■ Task requirements
Give the records again in full, exactly as they are.

### The input ###

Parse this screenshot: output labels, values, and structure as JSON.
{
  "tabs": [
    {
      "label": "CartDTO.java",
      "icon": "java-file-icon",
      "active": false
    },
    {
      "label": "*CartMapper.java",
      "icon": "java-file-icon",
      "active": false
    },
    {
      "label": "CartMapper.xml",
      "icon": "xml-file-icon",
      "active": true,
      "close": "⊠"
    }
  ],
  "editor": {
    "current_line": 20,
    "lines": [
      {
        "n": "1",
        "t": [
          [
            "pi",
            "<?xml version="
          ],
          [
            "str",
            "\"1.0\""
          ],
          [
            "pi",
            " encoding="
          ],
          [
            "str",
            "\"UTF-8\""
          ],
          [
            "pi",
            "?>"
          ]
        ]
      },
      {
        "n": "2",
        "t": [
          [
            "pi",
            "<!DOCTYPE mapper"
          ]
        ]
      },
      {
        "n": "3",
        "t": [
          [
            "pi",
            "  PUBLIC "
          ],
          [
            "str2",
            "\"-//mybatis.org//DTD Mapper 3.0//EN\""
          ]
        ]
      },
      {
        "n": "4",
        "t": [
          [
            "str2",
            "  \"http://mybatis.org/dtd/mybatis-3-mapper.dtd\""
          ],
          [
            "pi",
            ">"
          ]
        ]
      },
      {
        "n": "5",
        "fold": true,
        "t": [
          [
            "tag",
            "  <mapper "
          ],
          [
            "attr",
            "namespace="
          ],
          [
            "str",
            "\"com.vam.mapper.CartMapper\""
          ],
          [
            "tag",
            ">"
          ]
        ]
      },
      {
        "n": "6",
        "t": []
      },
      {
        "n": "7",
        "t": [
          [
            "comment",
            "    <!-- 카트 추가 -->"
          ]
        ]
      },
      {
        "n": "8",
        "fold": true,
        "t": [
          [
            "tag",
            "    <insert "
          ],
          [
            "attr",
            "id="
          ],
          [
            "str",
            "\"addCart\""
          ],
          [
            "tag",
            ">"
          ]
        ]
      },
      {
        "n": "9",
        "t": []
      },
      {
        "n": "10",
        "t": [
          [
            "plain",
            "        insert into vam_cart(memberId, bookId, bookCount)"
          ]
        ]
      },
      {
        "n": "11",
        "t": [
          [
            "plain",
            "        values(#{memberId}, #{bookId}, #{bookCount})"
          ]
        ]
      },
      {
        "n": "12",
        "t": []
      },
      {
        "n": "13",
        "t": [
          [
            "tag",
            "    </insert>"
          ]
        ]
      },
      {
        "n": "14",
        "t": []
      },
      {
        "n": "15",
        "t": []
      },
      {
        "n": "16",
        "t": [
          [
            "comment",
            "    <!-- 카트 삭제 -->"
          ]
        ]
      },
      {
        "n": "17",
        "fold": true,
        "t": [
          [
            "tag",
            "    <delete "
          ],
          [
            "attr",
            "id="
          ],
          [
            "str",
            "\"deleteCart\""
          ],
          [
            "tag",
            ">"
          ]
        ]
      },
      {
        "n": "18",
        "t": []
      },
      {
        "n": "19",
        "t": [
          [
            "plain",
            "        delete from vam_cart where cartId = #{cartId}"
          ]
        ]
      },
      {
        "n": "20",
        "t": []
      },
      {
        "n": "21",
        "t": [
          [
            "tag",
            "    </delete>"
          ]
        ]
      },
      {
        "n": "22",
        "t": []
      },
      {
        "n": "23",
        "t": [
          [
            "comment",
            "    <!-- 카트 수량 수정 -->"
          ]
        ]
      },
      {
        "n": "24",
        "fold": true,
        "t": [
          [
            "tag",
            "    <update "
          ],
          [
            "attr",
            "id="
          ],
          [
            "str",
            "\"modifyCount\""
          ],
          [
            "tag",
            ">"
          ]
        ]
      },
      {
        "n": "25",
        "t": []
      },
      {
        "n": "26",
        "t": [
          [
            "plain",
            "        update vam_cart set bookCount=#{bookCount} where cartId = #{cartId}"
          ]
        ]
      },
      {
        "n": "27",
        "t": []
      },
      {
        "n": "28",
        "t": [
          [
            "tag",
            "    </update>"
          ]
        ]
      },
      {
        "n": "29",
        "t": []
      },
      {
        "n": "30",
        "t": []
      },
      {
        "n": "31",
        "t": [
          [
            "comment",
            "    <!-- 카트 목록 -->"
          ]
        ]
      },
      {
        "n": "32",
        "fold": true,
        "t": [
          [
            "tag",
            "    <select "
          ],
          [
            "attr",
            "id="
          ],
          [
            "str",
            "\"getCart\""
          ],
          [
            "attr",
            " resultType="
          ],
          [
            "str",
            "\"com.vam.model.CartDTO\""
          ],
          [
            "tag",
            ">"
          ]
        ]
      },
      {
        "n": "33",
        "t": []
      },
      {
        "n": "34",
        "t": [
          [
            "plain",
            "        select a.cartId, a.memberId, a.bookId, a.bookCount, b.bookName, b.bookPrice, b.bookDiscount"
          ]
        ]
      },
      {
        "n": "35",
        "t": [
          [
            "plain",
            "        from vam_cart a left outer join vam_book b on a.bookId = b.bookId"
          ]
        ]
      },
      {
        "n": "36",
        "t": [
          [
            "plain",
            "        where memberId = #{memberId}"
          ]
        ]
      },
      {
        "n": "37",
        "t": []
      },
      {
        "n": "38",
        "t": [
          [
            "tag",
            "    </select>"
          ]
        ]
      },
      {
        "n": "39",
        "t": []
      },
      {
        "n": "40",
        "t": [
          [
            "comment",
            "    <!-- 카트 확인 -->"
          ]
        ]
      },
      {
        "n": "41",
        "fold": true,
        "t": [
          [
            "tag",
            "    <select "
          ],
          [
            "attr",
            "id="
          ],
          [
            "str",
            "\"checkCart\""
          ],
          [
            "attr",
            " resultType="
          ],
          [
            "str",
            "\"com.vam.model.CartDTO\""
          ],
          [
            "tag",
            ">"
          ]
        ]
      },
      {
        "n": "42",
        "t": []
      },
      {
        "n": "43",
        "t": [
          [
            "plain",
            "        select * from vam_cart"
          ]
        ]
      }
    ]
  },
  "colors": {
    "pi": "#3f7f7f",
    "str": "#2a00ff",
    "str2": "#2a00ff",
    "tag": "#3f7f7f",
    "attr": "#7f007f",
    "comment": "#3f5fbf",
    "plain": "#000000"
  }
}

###

■ Exercise output
Parse this screenshot: output labels, values, and structure as JSON.
{
  "tabs": [
    {
      "label": "CartDTO.java",
      "icon": "java-file-icon",
      "active": false
    },
    {
      "label": "*CartMapper.java",
      "icon": "java-file-icon",
      "active": false
    },
    {
      "label": "CartMapper.xml",
      "icon": "xml-file-icon",
      "active": true,
      "close": "⊠"
    }
  ],
  "editor": {
    "current_line": 20,
    "lines": [
      {
        "n": "1",
        "t": [
          [
            "pi",
            "<?xml version="
          ],
          [
            "str",
            "\"1.0\""
          ],
          [
            "pi",
            " encoding="
          ],
          [
            "str",
            "\"UTF-8\""
          ],
          [
            "pi",
            "?>"
          ]
        ]
      },
      {
        "n": "2",
        "t": [
          [
            "pi",
            "<!DOCTYPE mapper"
          ]
        ]
      },
      {
        "n": "3",
        "t": [
          [
            "pi",
            "  PUBLIC "
          ],
          [
            "str2",
            "\"-//mybatis.org//DTD Mapper 3.0//EN\""
          ]
        ]
      },
      {
        "n": "4",
        "t": [
          [
            "str2",
            "  \"http://mybatis.org/dtd/mybatis-3-mapper.dtd\""
          ],
          [
            "pi",
            ">"
          ]
        ]
      },
      {
        "n": "5",
        "fold": true,
        "t": [
          [
            "tag",
            "  <mapper "
          ],
          [
            "attr",
            "namespace="
          ],
          [
            "str",
            "\"com.vam.mapper.CartMapper\""
          ],
          [
            "tag",
            ">"
          ]
        ]
      },
      {
        "n": "6",
        "t": []
      },
      {
        "n": "7",
        "t": [
          [
            "comment",
            "    <!-- 카트 추가 -->"
          ]
        ]
      },
      {
        "n": "8",
        "fold": true,
        "t": [
          [
            "tag",
            "    <insert "
          ],
          [
            "attr",
            "id="
          ],
          [
            "str",
            "\"addCart\""
          ],
          [
            "tag",
            ">"
          ]
        ]
      },
      {
        "n": "9",
        "t": []
      },
      {
        "n": "10",
        "t": [
          [
            "plain",
            "        insert into vam_cart(memberId, bookId, bookCount)"
          ]
        ]
      },
      {
        "n": "11",
        "t": [
          [
            "plain",
            "        values(#{memberId}, #{bookId}, #{bookCount})"
          ]
        ]
      },
      {
        "n": "12",
        "t": []
      },
      {
        "n": "13",
        "t": [
          [
            "tag",
            "    </insert>"
          ]
        ]
      },
      {
        "n": "14",
        "t": []
      },
      {
        "n": "15",
        "t": []
      },
      {
        "n": "16",
        "t": [
          [
            "comment",
            "    <!-- 카트 삭제 -->"
          ]
        ]
      },
      {
        "n": "17",
        "fold": true,
        "t": [
          [
            "tag",
            "    <delete "
          ],
          [
            "attr",
            "id="
          ],
          [
            "str",
            "\"deleteCart\""
          ],
          [
            "tag",
            ">"
          ]
        ]
      },
      {
        "n": "18",
        "t": []
      },
      {
        "n": "19",
        "t": [
          [
            "plain",
            "        delete from vam_cart where cartId = #{cartId}"
          ]
        ]
      },
      {
        "n": "20",
        "t": []
      },
      {
        "n": "21",
        "t": [
          [
            "tag",
            "    </delete>"
          ]
        ]
      },
      {
        "n": "22",
        "t": []
      },
      {
        "n": "23",
        "t": [
          [
            "comment",
            "    <!-- 카트 수량 수정 -->"
          ]
        ]
      },
      {
        "n": "24",
        "fold": true,
        "t": [
          [
            "tag",
            "    <update "
          ],
          [
            "attr",
            "id="
          ],
          [
            "str",
            "\"modifyCount\""
          ],
          [
            "tag",
            ">"
          ]
        ]
      },
      {
        "n": "25",
        "t": []
      },
      {
        "n": "26",
        "t": [
          [
            "plain",
            "        update vam_cart set bookCount=#{bookCount} where cartId = #{cartId}"
          ]
        ]
      },
      {
        "n": "27",
        "t": []
      },
      {
        "n": "28",
        "t": [
          [
            "tag",
            "    </update>"
          ]
        ]
      },
      {
        "n": "29",
        "t": []
      },
      {
        "n": "30",
        "t": []
      },
      {
        "n": "31",
        "t": [
          [
            "comment",
            "    <!-- 카트 목록 -->"
          ]
        ]
      },
      {
        "n": "32",
        "fold": true,
        "t": [
          [
            "tag",
            "    <select "
          ],
          [
            "attr",
            "id="
          ],
          [
            "str",
            "\"getCart\""
          ],
          [
            "attr",
            " resultType="
          ],
          [
            "str",
            "\"com.vam.model.CartDTO\""
          ],
          [
            "tag",
            ">"
          ]
        ]
      },
      {
        "n": "33",
        "t": []
      },
      {
        "n": "34",
        "t": [
          [
            "plain",
            "        select a.cartId, a.memberId, a.bookId, a.bookCount, b.bookName, b.bookPrice, b.bookDiscount"
          ]
        ]
      },
      {
        "n": "35",
        "t": [
          [
            "plain",
            "        from vam_cart a left outer join vam_book b on a.bookId = b.bookId"
          ]
        ]
      },
      {
        "n": "36",
        "t": [
          [
            "plain",
            "        where memberId = #{memberId}"
          ]
        ]
      },
      {
        "n": "37",
        "t": []
      },
      {
        "n": "38",
        "t": [
          [
            "tag",
            "    </select>"
          ]
        ]
      },
      {
        "n": "39",
        "t": []
      },
      {
        "n": "40",
        "t": [
          [
            "comment",
            "    <!-- 카트 확인 -->"
          ]
        ]
      },
      {
        "n": "41",
        "fold": true,
        "t": [
          [
            "tag",
            "    <select "
          ],
          [
            "attr",
            "id="
          ],
          [
            "str",
            "\"checkCart\""
          ],
          [
            "attr",
            " resultType="
          ],
          [
            "str",
            "\"com.vam.model.CartDTO\""
          ],
          [
            "tag",
            ">"
          ]
        ]
      },
      {
        "n": "42",
        "t": []
      },
      {
        "n": "43",
        "t": [
          [
            "plain",
            "        select * from vam_cart"
          ]
        ]
      }
    ]
  },
  "colors": {
    "pi": "#3f7f7f",
    "str": "#2a00ff",
    "str2": "#2a00ff",
    "tag": "#3f7f7f",
    "attr": "#7f007f",
    "comment": "#3f5fbf",
    "plain": "#000000"
  }
}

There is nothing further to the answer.